The weather bureau advised fishing boats and other small vessels not to sail, and larger vessels to watch out for big waves.
Paeng may also cause moderate to rough seas in the western seaboard of the Visayas. Waves could be 1.5 to 3 meters high, which would be risky for small vessels.
Paeng had made landfall five times, all as a severe tropical storm on Saturday, October 29:
- Virac, Catanduanes – 1:10 am
- Caramoan, Camarines Sur – 1:40 am
- Buenavista, Quezon – 6 am
- Santa Cruz, Marinduque – 8:40 am
- Sariaya, Quezon – 1:40 pm
After hitting Quezon for a second time, Paeng crossed Laguna, Cavite, the Metro Manila-Rizal-Bulacan area, Pampanga, and Zambales.
The death toll from the severe tropical storm climbed to 98 on Monday, with 40 of the fatalities still subject to confirmation. More than half of the deaths were reported in the Bangsamoro Autonomous Region in Muslim Mindanao.
Meanwhile, Queenie was last spotted 695 kilometers east southeast of Hinatuan, Surigao del Sur, or 755 kilometers east of Davao City on Monday afternoon.
The tropical storm is moving west southwest at 25 km/h, faster than its previous speed of only 10 km/h.
PAGASA said Queenie will head west in the next 12 hours before turning west northwest on Tuesday morning until Wednesday morning.
By Wednesday afternoon, it is expected to move northwest toward the Caraga-Eastern Visayas area.

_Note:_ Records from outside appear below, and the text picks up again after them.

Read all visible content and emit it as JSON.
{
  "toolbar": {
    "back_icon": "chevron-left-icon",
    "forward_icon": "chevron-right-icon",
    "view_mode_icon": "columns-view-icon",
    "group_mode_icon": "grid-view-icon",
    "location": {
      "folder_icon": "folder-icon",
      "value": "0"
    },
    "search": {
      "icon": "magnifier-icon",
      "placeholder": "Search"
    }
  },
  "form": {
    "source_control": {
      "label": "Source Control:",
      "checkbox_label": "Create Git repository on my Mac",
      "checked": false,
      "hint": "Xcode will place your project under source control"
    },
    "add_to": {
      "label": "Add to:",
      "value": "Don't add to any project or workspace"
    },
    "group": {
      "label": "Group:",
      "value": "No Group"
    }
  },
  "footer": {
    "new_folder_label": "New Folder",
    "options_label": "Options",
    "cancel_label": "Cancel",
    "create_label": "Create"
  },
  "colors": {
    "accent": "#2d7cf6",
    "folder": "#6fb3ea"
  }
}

As of Monday afternoon, Queenie continued to have maximum sustained winds of 65 km/h and gustiness of up to 80 km/h.
But it may weaken into a tropical depression by Tuesday morning or evening, and further weaken into a remnant low by Thursday, November 3, or possibly earlier.
Despite Queenie’s weakening trend, PAGASA warned that it may still trigger light to moderate rain, with at times heavy rain, in the next few days.
Tuesday evening, November 1, to Wednesday, November 2
- Eastern Visayas
- Davao Oriental
Thursday, November 3
- Davao Region
- Northern Mindanao
- Eastern Visayas
- Central Visayas
Signal No. 1 could be raised for the eastern part of Caraga and for some areas in Eastern Visayas as early as Tuesday evening, to warn the public that strong winds are expected from Queenie.
Based on the tropical storm’s latest track and intensity forecast, Signal No. 1 is probably the highest possible wind signal.
Queenie may also cause moderate to rough seas in the eastern seaboard of Mindanao in the next 24 hours. Waves could be 1.2 to 2.8 meters high, which would be risky for small vessels.
Paeng and Queenie are the Philippines’ 16th and 17th tropical cyclones for 2022, and the fourth and fifth for October, respectively. – Rappler.com